*ACTIVITY*:
Gather all lines in the entries that include the word "JSON".

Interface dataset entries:
····················

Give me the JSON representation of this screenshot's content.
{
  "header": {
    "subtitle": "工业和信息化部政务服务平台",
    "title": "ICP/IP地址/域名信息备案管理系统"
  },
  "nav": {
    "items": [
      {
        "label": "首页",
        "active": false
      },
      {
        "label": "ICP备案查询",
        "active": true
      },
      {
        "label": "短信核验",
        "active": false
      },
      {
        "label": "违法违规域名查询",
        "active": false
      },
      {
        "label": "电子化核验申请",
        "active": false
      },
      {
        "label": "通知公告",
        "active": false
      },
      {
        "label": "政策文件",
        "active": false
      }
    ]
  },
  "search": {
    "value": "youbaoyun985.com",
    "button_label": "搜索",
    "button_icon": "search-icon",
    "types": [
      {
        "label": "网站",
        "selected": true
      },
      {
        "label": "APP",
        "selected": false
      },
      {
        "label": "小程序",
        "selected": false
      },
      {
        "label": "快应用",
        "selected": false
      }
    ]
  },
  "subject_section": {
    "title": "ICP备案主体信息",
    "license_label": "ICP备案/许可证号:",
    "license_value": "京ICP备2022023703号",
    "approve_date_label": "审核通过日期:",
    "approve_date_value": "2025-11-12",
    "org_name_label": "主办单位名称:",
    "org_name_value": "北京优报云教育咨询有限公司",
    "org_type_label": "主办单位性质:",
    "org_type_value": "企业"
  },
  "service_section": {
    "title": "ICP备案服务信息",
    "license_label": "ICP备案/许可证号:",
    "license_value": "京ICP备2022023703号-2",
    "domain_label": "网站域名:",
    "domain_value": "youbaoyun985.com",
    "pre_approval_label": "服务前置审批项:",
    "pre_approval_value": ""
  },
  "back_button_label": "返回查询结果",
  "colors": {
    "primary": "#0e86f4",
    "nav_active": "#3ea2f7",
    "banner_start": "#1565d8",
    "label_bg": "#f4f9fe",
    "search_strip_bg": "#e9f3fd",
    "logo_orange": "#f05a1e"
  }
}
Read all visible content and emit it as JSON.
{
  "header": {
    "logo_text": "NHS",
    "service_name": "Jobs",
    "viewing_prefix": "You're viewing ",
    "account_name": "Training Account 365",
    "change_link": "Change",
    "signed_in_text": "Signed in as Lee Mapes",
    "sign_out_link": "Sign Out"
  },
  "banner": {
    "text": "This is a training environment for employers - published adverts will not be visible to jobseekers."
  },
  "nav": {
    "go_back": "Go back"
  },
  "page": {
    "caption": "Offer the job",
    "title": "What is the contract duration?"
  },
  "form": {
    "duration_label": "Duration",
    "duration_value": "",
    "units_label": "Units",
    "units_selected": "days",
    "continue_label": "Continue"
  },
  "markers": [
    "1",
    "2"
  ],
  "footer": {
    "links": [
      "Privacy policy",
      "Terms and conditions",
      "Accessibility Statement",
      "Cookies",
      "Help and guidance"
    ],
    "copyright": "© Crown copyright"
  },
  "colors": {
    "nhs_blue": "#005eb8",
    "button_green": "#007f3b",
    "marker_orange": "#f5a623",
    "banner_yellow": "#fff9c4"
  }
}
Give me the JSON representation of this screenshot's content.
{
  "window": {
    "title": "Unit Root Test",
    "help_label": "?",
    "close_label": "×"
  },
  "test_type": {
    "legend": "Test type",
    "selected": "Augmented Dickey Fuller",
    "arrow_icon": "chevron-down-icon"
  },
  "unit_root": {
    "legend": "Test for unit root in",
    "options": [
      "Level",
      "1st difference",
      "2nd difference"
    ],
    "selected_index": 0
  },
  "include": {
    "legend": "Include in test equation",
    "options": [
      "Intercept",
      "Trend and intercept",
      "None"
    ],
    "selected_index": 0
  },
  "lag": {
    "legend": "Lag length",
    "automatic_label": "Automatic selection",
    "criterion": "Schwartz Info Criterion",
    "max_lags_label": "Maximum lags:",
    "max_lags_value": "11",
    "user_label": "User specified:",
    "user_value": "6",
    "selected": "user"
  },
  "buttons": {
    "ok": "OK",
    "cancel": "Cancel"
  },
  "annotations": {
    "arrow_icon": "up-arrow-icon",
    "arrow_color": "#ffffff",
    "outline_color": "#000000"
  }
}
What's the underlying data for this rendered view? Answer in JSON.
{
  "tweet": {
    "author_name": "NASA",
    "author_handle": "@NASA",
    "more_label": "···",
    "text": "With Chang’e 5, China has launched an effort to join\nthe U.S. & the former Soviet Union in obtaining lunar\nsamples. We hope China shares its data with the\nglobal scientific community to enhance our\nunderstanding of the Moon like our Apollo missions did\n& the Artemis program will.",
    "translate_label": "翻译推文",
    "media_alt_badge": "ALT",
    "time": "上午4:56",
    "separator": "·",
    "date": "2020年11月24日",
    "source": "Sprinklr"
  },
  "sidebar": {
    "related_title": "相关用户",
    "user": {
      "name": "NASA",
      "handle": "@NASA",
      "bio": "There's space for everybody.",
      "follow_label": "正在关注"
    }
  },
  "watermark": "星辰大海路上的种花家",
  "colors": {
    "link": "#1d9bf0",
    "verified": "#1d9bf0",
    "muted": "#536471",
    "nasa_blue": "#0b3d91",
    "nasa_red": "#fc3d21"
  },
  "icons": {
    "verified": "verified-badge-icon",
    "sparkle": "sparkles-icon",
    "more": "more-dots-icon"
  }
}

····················

*WRITTEN SOLUTION*:
Give me the JSON representation of this screenshot's content.
Read all visible content and emit it as JSON.
Give me the JSON representation of this screenshot's content.
What's the underlying data for this rendered view? Answer in JSON.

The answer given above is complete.